Slightly disturbing is the presence of Chris Conley on this chart, another former Georgia Bulldog who just left the Chiefs as a free agent to join the Jaguars. Conley never really put it together as a starter in Kansas City, despite ample opportunity. Here’s how Conley and Hardman compare:
Chris Conley vs. Mecole Hardman
Sheesh. Not a good sign.
Hardman was drafted high, and the Chiefs used two picks to get him. That tends to bode well in many data models, as draft capital often translates into more opportunities as a pro. Still, Kevin Zatloukal’s Three-Year Model for NFL Rookie WR Success gives Hardman “only about a 1-in-5 chance of success.” However, Kevin adds that he has a great opportunity if Hill misses time.
While he wasn’t expected to be drafted as highly as he was, the fact that a team was willing to invest a second-round pick in him, and to trade up for the privilege, bodes well for his potential. The Chiefs are likely to give him every opportunity to find a role and earn snaps, a luxury not afforded to later picks. Draft position doesn’t always mean a player is going to succeed, but it definitely helps with opportunity and shows the way a team values the talent it brings to the game.
Let’s say Hill misses time. Let’s assume draft position does mean Hardman gets his shot. What kind of shot are we talking about? Herein lies the buzz surrounding Hardman’s potential.
The Chiefs scored more points than any other team last year, and Hill was a top-three fantasy receiver in all scoring formats. He had 137 targets last season, and Conley had 52 balls thrown his way. If Hardman can get even half of those potentially vacated targets, he’ll be vying for Offensive Rookie of the Year honors.

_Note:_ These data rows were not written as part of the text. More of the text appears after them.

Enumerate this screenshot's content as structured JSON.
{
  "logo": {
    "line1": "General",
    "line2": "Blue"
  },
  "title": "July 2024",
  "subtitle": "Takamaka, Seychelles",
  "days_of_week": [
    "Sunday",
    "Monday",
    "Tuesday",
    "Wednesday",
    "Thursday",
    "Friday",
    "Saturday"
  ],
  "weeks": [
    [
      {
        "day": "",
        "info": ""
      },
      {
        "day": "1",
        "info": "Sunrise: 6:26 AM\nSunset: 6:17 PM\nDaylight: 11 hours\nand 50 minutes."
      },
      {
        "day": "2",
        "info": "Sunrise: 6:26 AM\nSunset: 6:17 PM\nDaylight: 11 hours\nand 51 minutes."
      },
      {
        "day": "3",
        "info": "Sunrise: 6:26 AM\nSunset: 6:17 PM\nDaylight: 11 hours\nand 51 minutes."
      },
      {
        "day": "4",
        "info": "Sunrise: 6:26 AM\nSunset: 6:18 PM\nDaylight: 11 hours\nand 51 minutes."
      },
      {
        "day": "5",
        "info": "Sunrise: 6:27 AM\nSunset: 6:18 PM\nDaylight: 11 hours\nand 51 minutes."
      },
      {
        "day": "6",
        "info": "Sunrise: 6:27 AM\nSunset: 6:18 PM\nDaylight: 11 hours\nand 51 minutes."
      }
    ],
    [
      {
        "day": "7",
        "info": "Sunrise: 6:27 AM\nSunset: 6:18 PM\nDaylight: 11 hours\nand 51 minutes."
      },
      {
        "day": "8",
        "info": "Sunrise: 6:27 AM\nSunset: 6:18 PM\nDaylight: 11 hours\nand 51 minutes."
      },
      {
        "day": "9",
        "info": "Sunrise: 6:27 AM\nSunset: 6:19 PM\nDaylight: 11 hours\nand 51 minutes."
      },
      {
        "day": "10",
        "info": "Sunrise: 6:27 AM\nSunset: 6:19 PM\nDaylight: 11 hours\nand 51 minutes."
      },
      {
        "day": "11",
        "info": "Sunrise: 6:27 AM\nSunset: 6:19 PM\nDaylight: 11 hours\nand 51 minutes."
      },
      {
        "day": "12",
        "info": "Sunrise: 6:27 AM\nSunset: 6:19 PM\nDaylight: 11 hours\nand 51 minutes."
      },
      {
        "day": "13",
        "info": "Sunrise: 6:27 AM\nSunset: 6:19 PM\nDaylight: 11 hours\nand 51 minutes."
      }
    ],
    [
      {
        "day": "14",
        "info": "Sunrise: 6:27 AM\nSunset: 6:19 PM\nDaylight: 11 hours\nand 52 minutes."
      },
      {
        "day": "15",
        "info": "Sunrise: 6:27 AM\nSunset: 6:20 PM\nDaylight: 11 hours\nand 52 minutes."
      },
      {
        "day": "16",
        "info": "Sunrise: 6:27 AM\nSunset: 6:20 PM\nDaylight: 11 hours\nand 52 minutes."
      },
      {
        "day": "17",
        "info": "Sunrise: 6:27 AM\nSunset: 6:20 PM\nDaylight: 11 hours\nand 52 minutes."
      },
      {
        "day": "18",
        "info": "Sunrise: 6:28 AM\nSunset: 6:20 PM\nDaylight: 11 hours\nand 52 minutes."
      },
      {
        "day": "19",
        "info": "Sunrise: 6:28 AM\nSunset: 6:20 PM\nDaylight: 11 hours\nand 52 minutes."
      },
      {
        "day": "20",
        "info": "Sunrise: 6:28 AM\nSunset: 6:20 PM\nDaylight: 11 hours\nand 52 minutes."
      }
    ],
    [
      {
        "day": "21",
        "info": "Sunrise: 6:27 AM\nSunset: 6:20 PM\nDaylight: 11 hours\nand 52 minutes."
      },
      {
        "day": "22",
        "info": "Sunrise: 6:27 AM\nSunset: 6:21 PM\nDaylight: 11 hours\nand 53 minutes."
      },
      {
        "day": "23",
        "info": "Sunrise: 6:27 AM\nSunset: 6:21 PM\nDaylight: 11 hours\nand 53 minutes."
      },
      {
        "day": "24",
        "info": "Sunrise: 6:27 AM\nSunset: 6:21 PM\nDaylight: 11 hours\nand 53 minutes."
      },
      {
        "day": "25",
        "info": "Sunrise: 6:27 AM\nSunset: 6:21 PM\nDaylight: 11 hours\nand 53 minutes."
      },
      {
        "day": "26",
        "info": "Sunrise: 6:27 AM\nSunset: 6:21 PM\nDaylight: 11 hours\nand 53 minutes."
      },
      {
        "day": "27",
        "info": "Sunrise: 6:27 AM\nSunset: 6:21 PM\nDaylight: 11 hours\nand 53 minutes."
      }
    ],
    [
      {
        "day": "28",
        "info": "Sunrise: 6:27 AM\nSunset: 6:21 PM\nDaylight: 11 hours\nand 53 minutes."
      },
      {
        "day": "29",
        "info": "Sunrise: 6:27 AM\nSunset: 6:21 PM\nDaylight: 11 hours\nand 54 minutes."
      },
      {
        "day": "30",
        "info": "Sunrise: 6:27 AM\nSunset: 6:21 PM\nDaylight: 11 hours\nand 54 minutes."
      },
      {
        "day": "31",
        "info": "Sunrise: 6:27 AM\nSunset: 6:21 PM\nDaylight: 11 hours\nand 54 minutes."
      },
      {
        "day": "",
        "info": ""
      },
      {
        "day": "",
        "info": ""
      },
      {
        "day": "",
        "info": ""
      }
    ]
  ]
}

Travis Kelce will continue to get a ton of targets, and Sammy Watkins will also benefit if Hill misses time. Still, those two already combined for 205 targets last year, and it’s hard to imagine much additional work headed their way. There’s going to have to be someone else who steps up in the place of Hill, and Hardman seems like the most likely option. There are more vacated targets left from Kareem Hunt, but I would expect most of those to go to Damien Williams.
Hardman should win the return job. In addition to his success as a punt returner, he averaged 24.3 yards per kick return over his college career. The Chiefs were already looking to remove some of the return burden from Hill’s shoulders so he could focus more on offense, so a simple return specialist and sub-package offensive weapon seems like the floor for Hardman’s potential.
The bottom line is that Hardman is a boom-bust option. His price tag in most fantasy leagues is so low, though, that there’s hardly any risk, mitigating the bust part of the equation. In a couple of dynasty rookie drafts, I’ve grabbed him in the second round, which is about right for a receiver who’s expected to pay off in the long term. In re-draft leagues, his ADP is currently in the 17th round of 12-team formats. John Paulsen currently has him ranked 83rd among fantasy receivers in PPR league formats. With such little at risk and the potential payoff in being tied to Mahomes and Andy Reid, he’s well worth investment.